The term “experience economy” has been popping up quite often lately, but very few people truly understand what it is, why it matters, or how it can improve both individuals and organizations. New and improved technology is not the only change occurring in America. Priorities and goals are changing, as well. For businesses to remain competitive and relevant, they will need to embrace these changes — one of which is the experience economy.
What is this experience economy all about?
Due to the Great Depression and other hard economical times, collecting and material possessions became a very big priority. As many families suffered from extremely impoverished conditions in previous days, many individuals began shopping, and often hoarding away, material possession — some due to fear and others due to a vow to never suffer that much again.
This attitude has been passed down over a few generations, but the younger generations are starting to let that fear go and begin, instead, to truly enjoy life. For years now, people have been intentionally shifting to a more minimalistic lifestyle than ever before. The younger generations have started putting more emphasis on experiences and feelings rather than material possessions. This is not a surprise as most material items are not really something that we want in the first place. Instead, we want the emotions and feelings that those items will provide for us.

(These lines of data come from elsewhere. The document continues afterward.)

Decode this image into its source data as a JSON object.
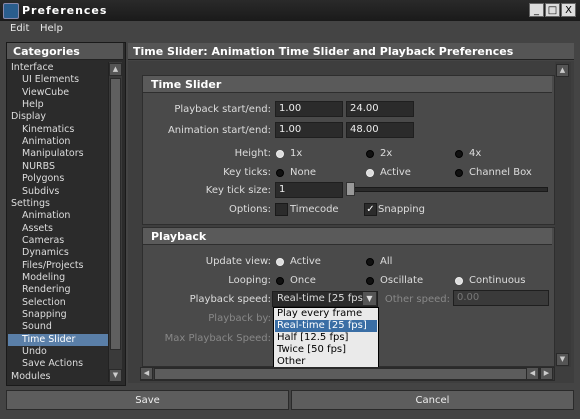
{
  "window": {
    "title": "Preferences",
    "controls": [
      "_",
      "□",
      "X"
    ]
  },
  "menubar": {
    "items": [
      "Edit",
      "Help"
    ]
  },
  "categories": {
    "header": "Categories",
    "items": [
      {
        "label": "Interface",
        "indent": 0
      },
      {
        "label": "UI Elements",
        "indent": 1
      },
      {
        "label": "ViewCube",
        "indent": 1
      },
      {
        "label": "Help",
        "indent": 1
      },
      {
        "label": "Display",
        "indent": 0
      },
      {
        "label": "Kinematics",
        "indent": 1
      },
      {
        "label": "Animation",
        "indent": 1
      },
      {
        "label": "Manipulators",
        "indent": 1
      },
      {
        "label": "NURBS",
        "indent": 1
      },
      {
        "label": "Polygons",
        "indent": 1
      },
      {
        "label": "Subdivs",
        "indent": 1
      },
      {
        "label": "Settings",
        "indent": 0
      },
      {
        "label": "Animation",
        "indent": 1
      },
      {
        "label": "Assets",
        "indent": 1
      },
      {
        "label": "Cameras",
        "indent": 1
      },
      {
        "label": "Dynamics",
        "indent": 1
      },
      {
        "label": "Files/Projects",
        "indent": 1
      },
      {
        "label": "Modeling",
        "indent": 1
      },
      {
        "label": "Rendering",
        "indent": 1
      },
      {
        "label": "Selection",
        "indent": 1
      },
      {
        "label": "Snapping",
        "indent": 1
      },
      {
        "label": "Sound",
        "indent": 1
      },
      {
        "label": "Time Slider",
        "indent": 1,
        "selected": true
      },
      {
        "label": "Undo",
        "indent": 1
      },
      {
        "label": "Save Actions",
        "indent": 1
      },
      {
        "label": "Modules",
        "indent": 0
      }
    ]
  },
  "panel": {
    "title": "Time Slider: Animation Time Slider and Playback Preferences"
  },
  "time_slider": {
    "header": "Time Slider",
    "playback_label": "Playback start/end:",
    "playback_start": "1.00",
    "playback_end": "24.00",
    "animation_label": "Animation start/end:",
    "animation_start": "1.00",
    "animation_end": "48.00",
    "height_label": "Height:",
    "height_options": [
      "1x",
      "2x",
      "4x"
    ],
    "height_selected": "1x",
    "keyticks_label": "Key ticks:",
    "keyticks_options": [
      "None",
      "Active",
      "Channel Box"
    ],
    "keyticks_selected": "Active",
    "keyticksize_label": "Key tick size:",
    "keyticksize_value": "1",
    "keyticksize_level": 0,
    "options_label": "Options:",
    "timecode_label": "Timecode",
    "timecode_checked": false,
    "snapping_label": "Snapping",
    "snapping_checked": true
  },
  "playback": {
    "header": "Playback",
    "update_label": "Update view:",
    "update_options": [
      "Active",
      "All"
    ],
    "update_selected": "Active",
    "looping_label": "Looping:",
    "looping_options": [
      "Once",
      "Oscillate",
      "Continuous"
    ],
    "looping_selected": "Continuous",
    "speed_label": "Playback speed:",
    "speed_value": "Real-time [25 fps]",
    "other_speed_label": "Other speed:",
    "other_speed_value": "0.00",
    "playback_by_label": "Playback by:",
    "max_speed_label": "Max Playback Speed:",
    "speed_menu": [
      "Play every frame",
      "Real-time [25 fps]",
      "Half [12.5 fps]",
      "Twice [50 fps]",
      "Other"
    ],
    "speed_menu_highlight": "Real-time [25 fps]"
  },
  "buttons": {
    "save": "Save",
    "cancel": "Cancel"
  },
  "colors": {
    "selection": "#5a7fa8",
    "menu_highlight": "#3a6ea5",
    "background": "#444444"
  }
}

For instance, money itself is not what most people chase. It is actually the freedom that having that money provides. Many of those who reach the financial state they desire find themselves unhappy. This is because though they may have that money, they have to work away much of their freedom to do so. Along these same lines, consumers have realized that having experiences and creating memories are more valuable than any material possession could ever be. As such, consumers are now paying for experiences as opposed to goods.
The changes this inspires in businesses
Between 2014 and 2016, there was a 6.3% increase in spending on experience related services. As such, businesses are beginning to spend more on creating experience than increasing the goods being available. A great example of a business deeply involved in the experience economy is Airbnb. Upon the realization that traveling is more comfortable in a home-like setting than a hotel setting, they found a way to provide these homey settings to travelers. Now, many other businesses, including industry giants such as Walmart, are working on creating better experiences for consumers.
What those changes mean for consumers
As more businesses work on providing experiences, consumers will begin to be more involved with companies. They will experience greater reward programs, potential greater respect for these companies, and a great deal of personalization. These experiences will also increase happiness among most consumers, which will likely increase sales. As shared experiences with family members and loved ones strengthen relationships, families will begin doing more activities together. Also, experiences help build social relationships, and having more and stronger relationships can help battle depression and more.
All of the benefits that consumers will gain from the experience economy will also benefit the businesses that are providing those experiences. The greater the level of happiness and improved mental health, the more consumers will hope to experience those feelings again. This will lead to additional sales for the company that can then use the profits to provide even better experiences. This cycle can provide very impactful changes that will cause a domino effect. Ideally, embracing the experience economy can increase sales, strengthen relationships, and improve the overall mental health and well being of the American population.